Press "Enter" to skip to content

Thailand’s Groundbreaking MoU: United Efforts to Rehome Homeless and Mentally Unstable Citizens

Envisage a world where every lost soul wandering the streets finds a beacon of hope, receives necessary care, and embarks on a heartfelt journey back into the welcoming arms of family. This isn’t a utopian dream; it’s a mission set in motion on a recent Monday, marked by the union of various Thai organizations through the signing of a memorandum of understanding (MoU). The Social Development and Welfare Department, Thai Health Promotion Foundation (ThaiHealth), the Mental Health Department, the Empowerment of Persons with Disabilities Department, alongside the altruistic efforts of the Mirror Foundation, have all joined forces with an ambitious aim.

This isn’t your run-of-the-mill agreement; it’s a pioneering endeavor to intricately weave a safety net by synchronizing databases— a digital embrace to catch the homeless, hospital patients, and the missing. Dr. Sirisak Thitidilokrat, the Mental Health Department’s deputy director-general, sparked a light on the plight of mentally unstable homeless individuals deprived of treatment’s touch. He highlights a fragmented landscape where government pillars and NGO pillars stand tall but apart. Collaboration, he insists, is the keystone to building an arch of recovery and reconnection.

Why does this matter? The streets aren’t just pavements etched into the city’s skin; they sometimes become the beds for forgotten members of our society. The empowered authorities, bolstered by the Mental Health Act, stand ready to intervene, to offer immediate sanctuary and treatment to those whose minds have turned into mazes with dangers at every twist and turn. Dr. Pisit Poolpipat, another guiding star in this constellation, speaks of the existing shelters cradling over a thousand individuals, hinting at the silent stories of abandonment by their own kin.

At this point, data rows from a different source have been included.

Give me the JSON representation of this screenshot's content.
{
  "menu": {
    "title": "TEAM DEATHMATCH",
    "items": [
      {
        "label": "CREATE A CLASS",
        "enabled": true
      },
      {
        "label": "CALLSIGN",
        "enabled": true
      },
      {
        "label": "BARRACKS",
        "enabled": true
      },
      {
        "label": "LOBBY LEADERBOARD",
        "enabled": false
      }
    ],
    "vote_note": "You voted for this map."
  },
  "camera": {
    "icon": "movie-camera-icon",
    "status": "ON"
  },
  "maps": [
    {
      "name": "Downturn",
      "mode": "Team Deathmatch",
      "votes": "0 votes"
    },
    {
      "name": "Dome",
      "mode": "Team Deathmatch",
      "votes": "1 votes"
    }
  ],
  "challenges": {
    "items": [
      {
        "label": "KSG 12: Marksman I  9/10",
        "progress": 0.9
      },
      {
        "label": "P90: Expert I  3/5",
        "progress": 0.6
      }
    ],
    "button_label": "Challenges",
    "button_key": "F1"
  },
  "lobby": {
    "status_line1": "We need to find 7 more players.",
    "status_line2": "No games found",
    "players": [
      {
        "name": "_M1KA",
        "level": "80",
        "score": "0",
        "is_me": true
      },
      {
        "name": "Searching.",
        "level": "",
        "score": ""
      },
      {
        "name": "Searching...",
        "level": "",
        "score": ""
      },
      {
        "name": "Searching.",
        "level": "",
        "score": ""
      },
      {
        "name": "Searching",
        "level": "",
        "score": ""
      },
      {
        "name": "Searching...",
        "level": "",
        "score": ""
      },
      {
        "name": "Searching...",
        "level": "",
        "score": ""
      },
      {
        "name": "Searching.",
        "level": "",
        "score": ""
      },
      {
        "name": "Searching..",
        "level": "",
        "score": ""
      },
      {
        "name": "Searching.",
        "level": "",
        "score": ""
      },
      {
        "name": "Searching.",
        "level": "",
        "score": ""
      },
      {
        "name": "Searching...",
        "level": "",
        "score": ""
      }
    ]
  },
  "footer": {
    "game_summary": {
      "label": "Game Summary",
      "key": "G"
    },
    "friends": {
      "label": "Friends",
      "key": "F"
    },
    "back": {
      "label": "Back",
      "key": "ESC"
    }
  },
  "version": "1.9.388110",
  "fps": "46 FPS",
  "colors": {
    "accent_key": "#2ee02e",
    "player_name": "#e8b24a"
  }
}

These rising tides of need are echoed by Suchada Muenkla of the Social Development and Welfare Department, painting a picture of the swelling ranks of the mentally unstable against the backdrop of state facilities struggling to keep the floodgates closed. Enter Dr. Pongthep Wongwacharapaibool, ThaiHealth’s manager with a finger on the pulse of NGO networks. He conveys a sobering statistic: the homeless with mental issues have nearly doubled since 2016. This MoU is more than a document; it’s a bridge spanning the chasm between loss and hope, linking the Mirror Foundation’s repository of the missing with the sanctuary of homes and welfare centres.

And what of those whose hearts still beat on the fringes? Sittipol Chuprajong of the Mirror Foundation voices a steadfast commitment to tend to these fragile lives until they can be restored to their homes. Dr. Kwanpracha Chiangchaiyasakulthai of ThaiHealth, a cartographer charting a course for the homeless, envisions the MoU as a means to identify and intervene before the tethers of family are severed by the strains of mental instability.

With the ink now dry on this MoU, the collaborative tapestry begins to unfurl. It is an intricate mosaic, woven from the threads of empathy, dedication, and foresight. From the bustling streets to the serene sanctuaries, the mission is clear: to reclaim the lost, to heal the suffering, and to illuminate paths back to the embrace of family. For in this dance of recovery and reunion, every step taken together is a step toward rekindled connections and a society where no one is left behind. Embrace the journey; it’s not just an initiative – it’s a revival of hope.

Be First to Comment

Leave a Reply

Your email address will not be published. Required fields are marked *

More from ThailandMore posts in Thailand »